Ironically, this in itself leads to more challenges. As forensic psychologists, experts must avoid delving into a therapeutic relationships with parties as may be there natural wont. This would diminish their ability to be objective which we know is central to their role as experts. Yet at the same time they must be careful not to express opinions on areas of mental health that they are not specialised in and generally have shown reluctance in expressing opinions on an individual they have not assessed.[2] In assessing an individual unknown to them, psychologists are required by the court to make note of their limited opinion in order to maintain their objectivity.
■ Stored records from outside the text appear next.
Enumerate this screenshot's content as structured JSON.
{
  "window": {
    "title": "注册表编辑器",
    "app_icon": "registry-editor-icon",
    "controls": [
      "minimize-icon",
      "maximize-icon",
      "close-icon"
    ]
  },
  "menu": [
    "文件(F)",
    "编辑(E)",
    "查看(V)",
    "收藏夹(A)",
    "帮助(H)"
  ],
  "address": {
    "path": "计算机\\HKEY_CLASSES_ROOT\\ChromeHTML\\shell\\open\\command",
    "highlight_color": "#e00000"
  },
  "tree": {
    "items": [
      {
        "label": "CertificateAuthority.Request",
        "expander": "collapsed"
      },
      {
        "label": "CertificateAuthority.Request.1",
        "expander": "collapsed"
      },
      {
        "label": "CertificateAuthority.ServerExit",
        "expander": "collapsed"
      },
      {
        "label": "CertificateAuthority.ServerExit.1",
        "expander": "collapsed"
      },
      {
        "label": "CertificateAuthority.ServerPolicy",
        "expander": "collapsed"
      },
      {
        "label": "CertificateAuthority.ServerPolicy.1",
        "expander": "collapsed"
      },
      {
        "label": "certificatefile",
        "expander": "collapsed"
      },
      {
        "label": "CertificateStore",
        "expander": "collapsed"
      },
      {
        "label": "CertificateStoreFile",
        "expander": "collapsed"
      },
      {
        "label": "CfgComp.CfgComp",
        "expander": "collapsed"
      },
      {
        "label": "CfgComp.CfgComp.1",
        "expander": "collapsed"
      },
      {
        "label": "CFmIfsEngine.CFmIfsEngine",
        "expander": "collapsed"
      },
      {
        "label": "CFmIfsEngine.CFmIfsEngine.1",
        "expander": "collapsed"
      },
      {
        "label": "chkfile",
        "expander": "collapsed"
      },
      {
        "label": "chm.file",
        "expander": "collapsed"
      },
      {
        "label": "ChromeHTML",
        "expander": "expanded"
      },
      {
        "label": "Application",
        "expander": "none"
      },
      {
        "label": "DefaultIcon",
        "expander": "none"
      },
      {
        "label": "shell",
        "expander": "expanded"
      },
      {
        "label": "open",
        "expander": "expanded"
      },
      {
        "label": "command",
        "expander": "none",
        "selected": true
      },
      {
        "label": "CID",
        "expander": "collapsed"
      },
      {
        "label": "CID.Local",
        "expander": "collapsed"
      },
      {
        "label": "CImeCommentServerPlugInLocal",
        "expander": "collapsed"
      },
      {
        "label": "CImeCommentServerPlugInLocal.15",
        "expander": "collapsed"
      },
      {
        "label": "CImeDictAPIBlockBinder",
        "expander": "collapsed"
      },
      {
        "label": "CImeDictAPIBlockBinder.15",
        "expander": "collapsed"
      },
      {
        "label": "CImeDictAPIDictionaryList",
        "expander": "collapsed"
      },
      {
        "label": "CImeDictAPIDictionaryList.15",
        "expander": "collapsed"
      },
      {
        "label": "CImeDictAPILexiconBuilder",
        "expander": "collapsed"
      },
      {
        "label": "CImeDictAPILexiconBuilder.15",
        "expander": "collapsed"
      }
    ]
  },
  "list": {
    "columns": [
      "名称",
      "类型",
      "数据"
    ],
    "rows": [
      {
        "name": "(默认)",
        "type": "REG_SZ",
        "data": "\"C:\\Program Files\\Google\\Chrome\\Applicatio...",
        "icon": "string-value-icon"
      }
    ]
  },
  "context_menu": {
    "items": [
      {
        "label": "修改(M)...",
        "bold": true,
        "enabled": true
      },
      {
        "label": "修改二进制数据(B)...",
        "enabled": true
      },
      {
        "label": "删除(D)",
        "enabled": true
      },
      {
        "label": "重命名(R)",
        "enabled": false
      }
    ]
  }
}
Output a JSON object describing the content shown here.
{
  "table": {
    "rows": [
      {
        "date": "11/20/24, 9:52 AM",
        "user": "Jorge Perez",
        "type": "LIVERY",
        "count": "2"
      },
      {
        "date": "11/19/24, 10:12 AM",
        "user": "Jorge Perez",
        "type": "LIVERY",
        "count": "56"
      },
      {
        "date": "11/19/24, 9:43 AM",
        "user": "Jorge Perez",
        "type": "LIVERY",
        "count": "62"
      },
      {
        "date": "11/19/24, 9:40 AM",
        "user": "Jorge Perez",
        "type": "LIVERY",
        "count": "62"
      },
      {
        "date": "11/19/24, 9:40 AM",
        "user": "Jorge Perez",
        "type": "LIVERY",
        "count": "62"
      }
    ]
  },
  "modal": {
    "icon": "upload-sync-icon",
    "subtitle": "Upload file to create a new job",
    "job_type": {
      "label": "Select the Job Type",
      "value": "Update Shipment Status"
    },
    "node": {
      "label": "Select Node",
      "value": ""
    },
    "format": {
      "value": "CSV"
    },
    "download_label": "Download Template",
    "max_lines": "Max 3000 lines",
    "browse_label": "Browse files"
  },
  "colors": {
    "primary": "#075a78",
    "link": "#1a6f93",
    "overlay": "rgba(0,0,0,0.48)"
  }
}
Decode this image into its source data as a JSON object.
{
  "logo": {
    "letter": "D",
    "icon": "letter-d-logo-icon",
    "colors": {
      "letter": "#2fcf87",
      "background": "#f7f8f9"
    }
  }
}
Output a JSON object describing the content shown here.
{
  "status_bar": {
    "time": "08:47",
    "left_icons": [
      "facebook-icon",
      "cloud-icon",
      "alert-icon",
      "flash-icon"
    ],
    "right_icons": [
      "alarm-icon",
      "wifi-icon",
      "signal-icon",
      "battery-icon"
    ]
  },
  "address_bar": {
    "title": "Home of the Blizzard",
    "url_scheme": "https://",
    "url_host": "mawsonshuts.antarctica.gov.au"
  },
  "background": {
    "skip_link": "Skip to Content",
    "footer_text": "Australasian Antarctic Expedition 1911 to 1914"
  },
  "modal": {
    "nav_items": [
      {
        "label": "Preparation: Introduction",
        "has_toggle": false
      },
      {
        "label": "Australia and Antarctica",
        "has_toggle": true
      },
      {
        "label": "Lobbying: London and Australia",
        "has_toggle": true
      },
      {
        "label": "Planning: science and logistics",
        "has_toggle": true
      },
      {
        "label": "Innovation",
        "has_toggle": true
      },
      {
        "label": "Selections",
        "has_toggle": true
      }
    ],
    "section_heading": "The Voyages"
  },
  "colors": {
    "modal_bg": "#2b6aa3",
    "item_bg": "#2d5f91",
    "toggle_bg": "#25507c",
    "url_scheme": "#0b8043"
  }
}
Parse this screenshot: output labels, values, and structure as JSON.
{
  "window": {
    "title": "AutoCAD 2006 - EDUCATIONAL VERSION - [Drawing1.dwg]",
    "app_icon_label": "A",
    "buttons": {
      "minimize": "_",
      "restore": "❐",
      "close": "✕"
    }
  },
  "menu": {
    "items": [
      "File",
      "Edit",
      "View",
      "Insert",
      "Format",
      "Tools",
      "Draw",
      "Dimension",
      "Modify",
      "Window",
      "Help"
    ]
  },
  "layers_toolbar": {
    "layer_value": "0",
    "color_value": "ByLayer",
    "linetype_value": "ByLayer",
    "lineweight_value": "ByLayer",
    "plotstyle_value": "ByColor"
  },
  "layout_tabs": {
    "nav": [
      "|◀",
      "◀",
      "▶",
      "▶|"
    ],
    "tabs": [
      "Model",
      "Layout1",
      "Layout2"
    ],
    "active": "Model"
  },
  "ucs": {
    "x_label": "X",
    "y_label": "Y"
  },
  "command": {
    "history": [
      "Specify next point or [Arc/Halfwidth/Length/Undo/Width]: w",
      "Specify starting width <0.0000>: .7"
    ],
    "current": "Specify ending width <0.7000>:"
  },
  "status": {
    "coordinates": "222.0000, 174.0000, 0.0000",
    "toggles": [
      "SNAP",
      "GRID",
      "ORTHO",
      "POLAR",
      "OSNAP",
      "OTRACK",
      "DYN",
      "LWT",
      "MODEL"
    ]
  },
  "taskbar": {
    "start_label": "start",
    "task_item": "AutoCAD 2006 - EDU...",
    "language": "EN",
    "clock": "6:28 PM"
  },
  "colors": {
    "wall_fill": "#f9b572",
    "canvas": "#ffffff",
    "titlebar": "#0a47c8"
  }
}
Psychologists are just one of many professions where personal and professional ethics interplay with duties of objectivity and paramount duty to the courts. Dr. Miccki Pistorius would likely have had to excuse herself based on the ethics of her profession as well as the requirements of the court. As lawyers it is easy to forget that the law is not the only guiding principle our experts have and it is worth considering such factors when choosing an expert witness. For this reason we recommend choosing experiences experts who have navigated such murky waters before and are able to marry their overriding duty to the court with their own professional and personal ethics.

This article was prepared in conjunction with Susan Flynn.

[1] Willoughby v TCID (2008) NSLEC 238.

[2] Alfred Allan et al, ‘Psychologists as expert witnesses in courts and tribunals’ (2010) 4 InPsych 2010